(Dataset rows for apps and sites)
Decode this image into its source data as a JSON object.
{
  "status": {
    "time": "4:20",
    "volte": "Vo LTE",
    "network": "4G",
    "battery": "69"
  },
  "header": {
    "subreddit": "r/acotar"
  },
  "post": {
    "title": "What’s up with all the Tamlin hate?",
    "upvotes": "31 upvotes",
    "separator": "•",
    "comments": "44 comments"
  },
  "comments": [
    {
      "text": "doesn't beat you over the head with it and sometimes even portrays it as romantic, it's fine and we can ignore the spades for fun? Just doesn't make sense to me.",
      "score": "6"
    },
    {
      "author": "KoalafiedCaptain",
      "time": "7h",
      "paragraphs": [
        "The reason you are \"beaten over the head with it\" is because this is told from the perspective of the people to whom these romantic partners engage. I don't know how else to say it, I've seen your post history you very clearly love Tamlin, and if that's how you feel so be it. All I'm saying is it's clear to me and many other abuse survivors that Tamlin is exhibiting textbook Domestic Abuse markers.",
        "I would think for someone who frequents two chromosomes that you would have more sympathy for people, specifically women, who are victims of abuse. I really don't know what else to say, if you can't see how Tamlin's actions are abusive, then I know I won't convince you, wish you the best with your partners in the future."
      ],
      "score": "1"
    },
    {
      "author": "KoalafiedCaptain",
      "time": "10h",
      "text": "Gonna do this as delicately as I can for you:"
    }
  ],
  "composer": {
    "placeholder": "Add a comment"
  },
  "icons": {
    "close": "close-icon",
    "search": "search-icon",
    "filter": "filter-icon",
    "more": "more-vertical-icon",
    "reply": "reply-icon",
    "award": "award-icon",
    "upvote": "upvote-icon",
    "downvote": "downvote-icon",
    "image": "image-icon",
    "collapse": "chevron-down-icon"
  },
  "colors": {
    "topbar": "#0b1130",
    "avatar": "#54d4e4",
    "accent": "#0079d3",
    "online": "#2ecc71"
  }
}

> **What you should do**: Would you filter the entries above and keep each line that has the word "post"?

> **Answer space**:
  "post": {
        "The reason you are \"beaten over the head with it\" is because this is told from the perspective of the people to whom these romantic partners engage. I don't know how else to say it, I've seen your post history you very clearly love Tamlin, and if that's how you feel so be it. All I'm saying is it's clear to me and many other abuse survivors that Tamlin is exhibiting textbook Domestic Abuse markers.",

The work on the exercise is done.